== Segment start ==
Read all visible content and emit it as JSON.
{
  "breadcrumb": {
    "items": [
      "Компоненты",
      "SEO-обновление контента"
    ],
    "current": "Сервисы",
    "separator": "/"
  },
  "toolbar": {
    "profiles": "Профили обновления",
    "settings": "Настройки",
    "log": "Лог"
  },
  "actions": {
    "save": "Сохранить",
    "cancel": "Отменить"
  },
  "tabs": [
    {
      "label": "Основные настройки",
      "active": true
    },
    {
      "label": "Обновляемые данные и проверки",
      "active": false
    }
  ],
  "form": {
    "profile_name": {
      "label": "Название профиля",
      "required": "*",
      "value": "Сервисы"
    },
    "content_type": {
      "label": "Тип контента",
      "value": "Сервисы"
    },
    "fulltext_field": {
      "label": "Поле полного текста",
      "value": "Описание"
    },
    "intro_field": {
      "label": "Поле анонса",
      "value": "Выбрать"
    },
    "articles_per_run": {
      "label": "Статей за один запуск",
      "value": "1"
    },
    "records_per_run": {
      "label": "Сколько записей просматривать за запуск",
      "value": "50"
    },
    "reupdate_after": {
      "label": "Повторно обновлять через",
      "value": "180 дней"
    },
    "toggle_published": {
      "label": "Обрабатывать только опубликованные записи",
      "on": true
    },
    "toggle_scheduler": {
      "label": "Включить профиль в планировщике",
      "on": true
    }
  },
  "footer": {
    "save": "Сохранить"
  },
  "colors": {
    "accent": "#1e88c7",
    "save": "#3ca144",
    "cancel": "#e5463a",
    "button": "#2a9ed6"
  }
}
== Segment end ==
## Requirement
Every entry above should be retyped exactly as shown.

## Solved exercise
Read all visible content and emit it as JSON.
{
  "breadcrumb": {
    "items": [
      "Компоненты",
      "SEO-обновление контента"
    ],
    "current": "Сервисы",
    "separator": "/"
  },
  "toolbar": {
    "profiles": "Профили обновления",
    "settings": "Настройки",
    "log": "Лог"
  },
  "actions": {
    "save": "Сохранить",
    "cancel": "Отменить"
  },
  "tabs": [
    {
      "label": "Основные настройки",
      "active": true
    },
    {
      "label": "Обновляемые данные и проверки",
      "active": false
    }
  ],
  "form": {
    "profile_name": {
      "label": "Название профиля",
      "required": "*",
      "value": "Сервисы"
    },
    "content_type": {
      "label": "Тип контента",
      "value": "Сервисы"
    },
    "fulltext_field": {
      "label": "Поле полного текста",
      "value": "Описание"
    },
    "intro_field": {
      "label": "Поле анонса",
      "value": "Выбрать"
    },
    "articles_per_run": {
      "label": "Статей за один запуск",
      "value": "1"
    },
    "records_per_run": {
      "label": "Сколько записей просматривать за запуск",
      "value": "50"
    },
    "reupdate_after": {
      "label": "Повторно обновлять через",
      "value": "180 дней"
    },
    "toggle_published": {
      "label": "Обрабатывать только опубликованные записи",
      "on": true
    },
    "toggle_scheduler": {
      "label": "Включить профиль в планировщике",
      "on": true
    }
  },
  "footer": {
    "save": "Сохранить"
  },
  "colors": {
    "accent": "#1e88c7",
    "save": "#3ca144",
    "cancel": "#e5463a",
    "button": "#2a9ed6"
  }
}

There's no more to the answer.